■ Activity
One exact copy of the listing, minus the images, is the required answer.

■ Exercise materials
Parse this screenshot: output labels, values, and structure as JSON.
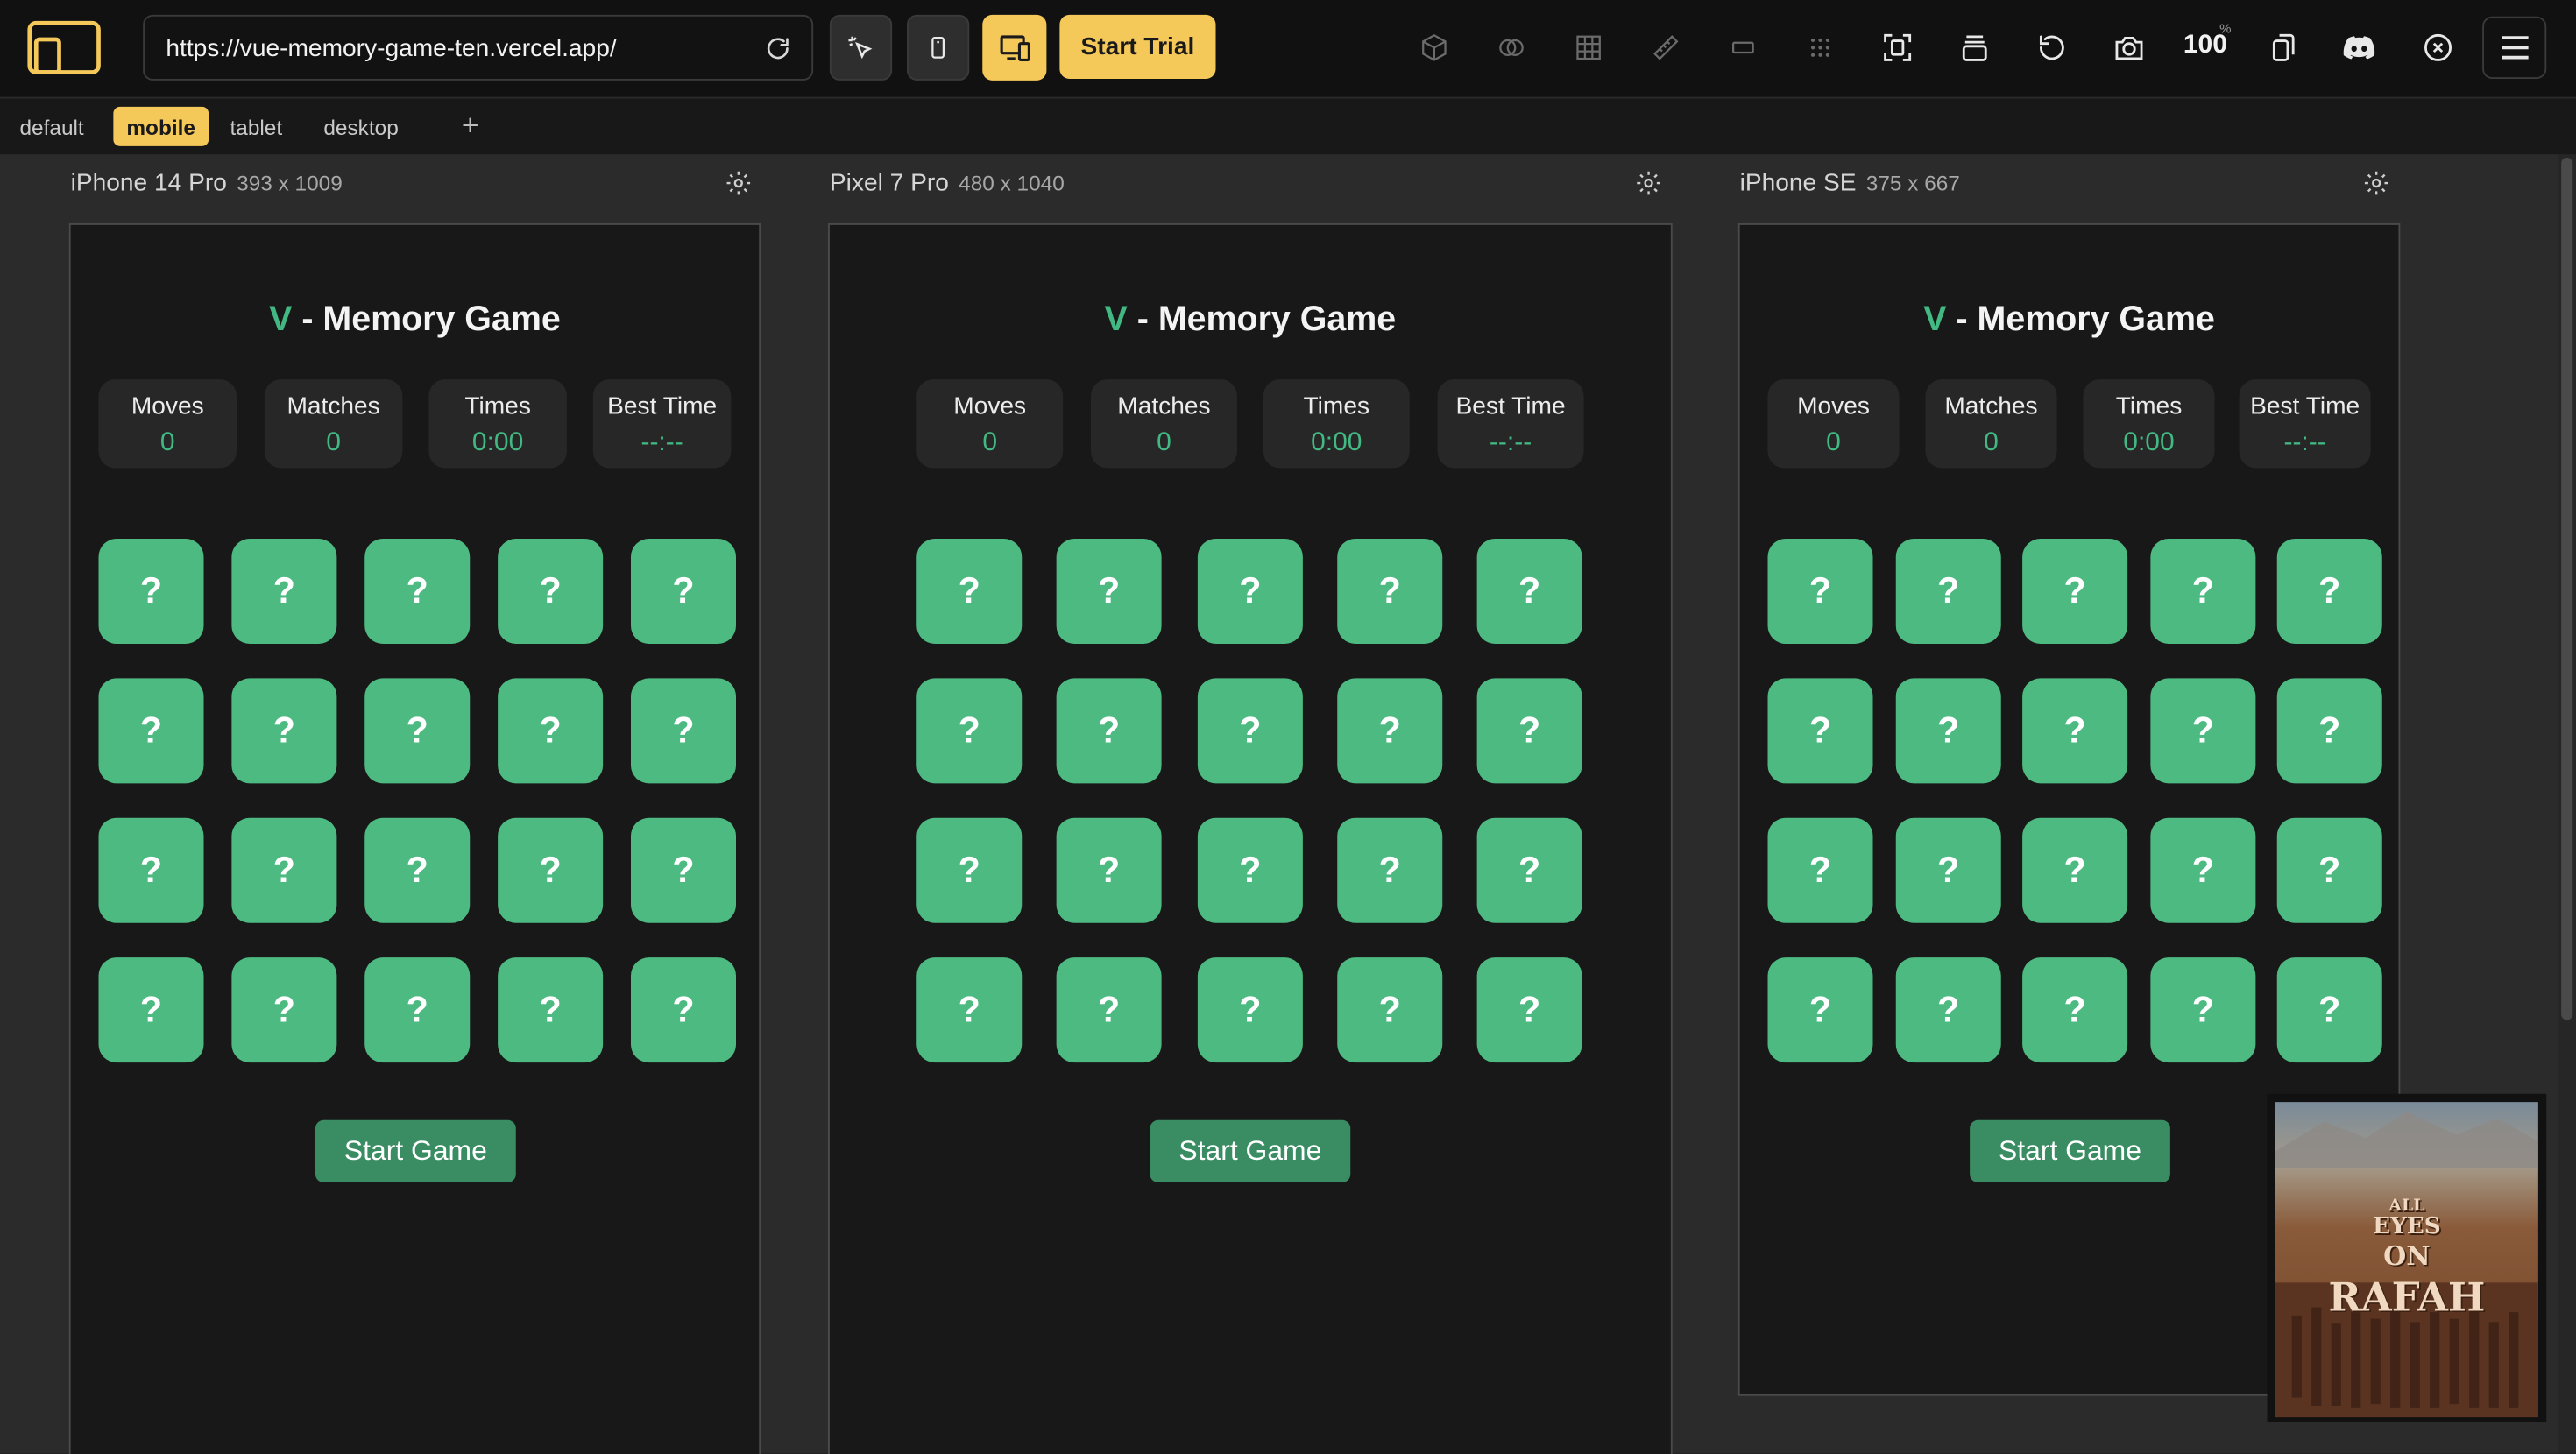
{
  "toolbar": {
    "url": "https://vue-memory-game-ten.vercel.app/",
    "start_trial": "Start Trial",
    "zoom": "100",
    "zoom_unit": "%",
    "accent": "#f5c85a"
  },
  "tabs": [
    {
      "label": "default"
    },
    {
      "label": "mobile"
    },
    {
      "label": "tablet"
    },
    {
      "label": "desktop"
    }
  ],
  "tab_add": "+",
  "devices": [
    {
      "name": "iPhone 14 Pro",
      "dims": "393 x 1009",
      "game": {
        "title_v": "V",
        "title_rest": " - Memory Game",
        "stats": [
          {
            "label": "Moves",
            "value": "0"
          },
          {
            "label": "Matches",
            "value": "0"
          },
          {
            "label": "Times",
            "value": "0:00"
          },
          {
            "label": "Best Time",
            "value": "--:--"
          }
        ],
        "card_face": "?",
        "start": "Start Game"
      }
    },
    {
      "name": "Pixel 7 Pro",
      "dims": "480 x 1040",
      "game": {
        "title_v": "V",
        "title_rest": " - Memory Game",
        "stats": [
          {
            "label": "Moves",
            "value": "0"
          },
          {
            "label": "Matches",
            "value": "0"
          },
          {
            "label": "Times",
            "value": "0:00"
          },
          {
            "label": "Best Time",
            "value": "--:--"
          }
        ],
        "card_face": "?",
        "start": "Start Game"
      }
    },
    {
      "name": "iPhone SE",
      "dims": "375 x 667",
      "game": {
        "title_v": "V",
        "title_rest": " - Memory Game",
        "stats": [
          {
            "label": "Moves",
            "value": "0"
          },
          {
            "label": "Matches",
            "value": "0"
          },
          {
            "label": "Times",
            "value": "0:00"
          },
          {
            "label": "Best Time",
            "value": "--:--"
          }
        ],
        "card_face": "?",
        "start": "Start Game"
      }
    }
  ],
  "poster": {
    "lines": [
      "ALL",
      "EYES",
      "ON",
      "RAFAH"
    ]
  },
  "colors": {
    "vue_green": "#42b883",
    "card_green": "#4dba82",
    "button_green": "#3a8d63"
  }
}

■ Reply to the exercise
Parse this screenshot: output labels, values, and structure as JSON.
{
  "toolbar": {
    "url": "https://vue-memory-game-ten.vercel.app/",
    "start_trial": "Start Trial",
    "zoom": "100",
    "zoom_unit": "%",
    "accent": "#f5c85a"
  },
  "tabs": [
    {
      "label": "default"
    },
    {
      "label": "mobile"
    },
    {
      "label": "tablet"
    },
    {
      "label": "desktop"
    }
  ],
  "tab_add": "+",
  "devices": [
    {
      "name": "iPhone 14 Pro",
      "dims": "393 x 1009",
      "game": {
        "title_v": "V",
        "title_rest": " - Memory Game",
        "stats": [
          {
            "label": "Moves",
            "value": "0"
          },
          {
            "label": "Matches",
            "value": "0"
          },
          {
            "label": "Times",
            "value": "0:00"
          },
          {
            "label": "Best Time",
            "value": "--:--"
          }
        ],
        "card_face": "?",
        "start": "Start Game"
      }
    },
    {
      "name": "Pixel 7 Pro",
      "dims": "480 x 1040",
      "game": {
        "title_v": "V",
        "title_rest": " - Memory Game",
        "stats": [
          {
            "label": "Moves",
            "value": "0"
          },
          {
            "label": "Matches",
            "value": "0"
          },
          {
            "label": "Times",
            "value": "0:00"
          },
          {
            "label": "Best Time",
            "value": "--:--"
          }
        ],
        "card_face": "?",
        "start": "Start Game"
      }
    },
    {
      "name": "iPhone SE",
      "dims": "375 x 667",
      "game": {
        "title_v": "V",
        "title_rest": " - Memory Game",
        "stats": [
          {
            "label": "Moves",
            "value": "0"
          },
          {
            "label": "Matches",
            "value": "0"
          },
          {
            "label": "Times",
            "value": "0:00"
          },
          {
            "label": "Best Time",
            "value": "--:--"
          }
        ],
        "card_face": "?",
        "start": "Start Game"
      }
    }
  ],
  "poster": {
    "lines": [
      "ALL",
      "EYES",
      "ON",
      "RAFAH"
    ]
  },
  "colors": {
    "vue_green": "#42b883",
    "card_green": "#4dba82",
    "button_green": "#3a8d63"
  }
}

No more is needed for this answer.